Here the story of my approach with the chinese brush.
Last autumn I moved to Scotland, a stunning country where it rains a lot. Then I started my master in Creative Advertising at Edinburgh Napier Uni. New country, new town, new people, new challenges. Because I wanted to make my life easier, I also started a trimester of Chinese calligraphy classes. Master of the course, the exceptional Chi Zhang. During those months I did my best to learn how to use the chinese brush, which is an incredibly expressive tool.
“Listen the rain”.
To write in chinese, the first thing you do is learn how to hold the brush: two inches from its tip. The second thing is understand the right quantity of water to pour in the ink. Third, get the rice paper. Then you are good to go. There are only few thousands of characters you might want to use.

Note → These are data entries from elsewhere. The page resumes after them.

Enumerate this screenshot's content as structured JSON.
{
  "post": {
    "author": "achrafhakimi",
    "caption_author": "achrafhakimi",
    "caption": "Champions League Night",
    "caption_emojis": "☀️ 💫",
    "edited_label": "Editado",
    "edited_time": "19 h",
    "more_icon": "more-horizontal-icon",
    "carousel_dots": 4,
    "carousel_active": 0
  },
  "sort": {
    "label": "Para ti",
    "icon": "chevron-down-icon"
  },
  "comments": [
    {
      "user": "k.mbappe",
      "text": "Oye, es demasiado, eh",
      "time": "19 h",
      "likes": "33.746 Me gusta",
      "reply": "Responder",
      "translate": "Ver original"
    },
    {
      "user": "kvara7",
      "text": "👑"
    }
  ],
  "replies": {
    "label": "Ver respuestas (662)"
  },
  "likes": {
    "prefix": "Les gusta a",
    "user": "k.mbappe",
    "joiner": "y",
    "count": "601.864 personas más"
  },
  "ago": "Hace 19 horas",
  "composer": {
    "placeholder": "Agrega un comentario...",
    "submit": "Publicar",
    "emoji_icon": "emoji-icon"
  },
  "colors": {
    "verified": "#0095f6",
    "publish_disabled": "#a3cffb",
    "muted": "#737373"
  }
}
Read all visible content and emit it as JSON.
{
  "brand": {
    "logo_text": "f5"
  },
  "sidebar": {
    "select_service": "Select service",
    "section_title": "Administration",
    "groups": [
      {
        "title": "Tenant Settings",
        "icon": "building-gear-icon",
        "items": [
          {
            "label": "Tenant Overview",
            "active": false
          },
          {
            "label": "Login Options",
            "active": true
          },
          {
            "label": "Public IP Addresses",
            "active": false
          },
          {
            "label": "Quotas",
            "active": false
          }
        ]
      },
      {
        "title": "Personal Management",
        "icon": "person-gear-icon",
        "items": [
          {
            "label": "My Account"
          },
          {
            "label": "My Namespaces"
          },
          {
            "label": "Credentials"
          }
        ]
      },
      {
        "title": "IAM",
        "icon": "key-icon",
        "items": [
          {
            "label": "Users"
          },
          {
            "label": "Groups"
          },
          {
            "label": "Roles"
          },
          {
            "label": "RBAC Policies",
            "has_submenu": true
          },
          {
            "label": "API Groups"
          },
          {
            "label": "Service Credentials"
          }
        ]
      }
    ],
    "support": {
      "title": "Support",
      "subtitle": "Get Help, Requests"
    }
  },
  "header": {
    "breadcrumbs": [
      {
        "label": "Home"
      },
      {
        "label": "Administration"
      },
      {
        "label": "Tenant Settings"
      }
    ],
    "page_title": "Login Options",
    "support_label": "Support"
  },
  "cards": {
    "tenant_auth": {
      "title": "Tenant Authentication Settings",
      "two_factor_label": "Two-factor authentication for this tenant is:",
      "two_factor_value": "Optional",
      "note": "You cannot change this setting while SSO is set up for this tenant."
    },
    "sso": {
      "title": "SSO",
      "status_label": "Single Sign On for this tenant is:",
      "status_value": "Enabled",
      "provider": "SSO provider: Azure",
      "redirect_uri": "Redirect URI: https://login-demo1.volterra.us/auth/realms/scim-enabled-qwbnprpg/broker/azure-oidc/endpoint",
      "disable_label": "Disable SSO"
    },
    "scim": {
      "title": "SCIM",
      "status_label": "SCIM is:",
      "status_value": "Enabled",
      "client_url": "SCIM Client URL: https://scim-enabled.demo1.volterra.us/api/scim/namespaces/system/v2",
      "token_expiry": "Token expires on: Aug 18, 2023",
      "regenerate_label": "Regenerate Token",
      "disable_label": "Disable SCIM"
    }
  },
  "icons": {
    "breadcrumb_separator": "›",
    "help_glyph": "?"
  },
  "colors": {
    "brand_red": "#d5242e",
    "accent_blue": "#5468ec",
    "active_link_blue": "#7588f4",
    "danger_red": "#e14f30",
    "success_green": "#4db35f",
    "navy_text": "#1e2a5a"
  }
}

Chinese grammar is infact, extremely complex. Although some large dictionaries have over 50,000 characters, you ‘only’ need 2 – 3,000 to read a newspaper. Not all Chinese words are made up of single characters. Most words in Chinese are actually made up of a combination of characters.
While you will try to memorise some of them, you might find out that the ink you are using doesn’t come off the clothes. This will maybe help to rememer.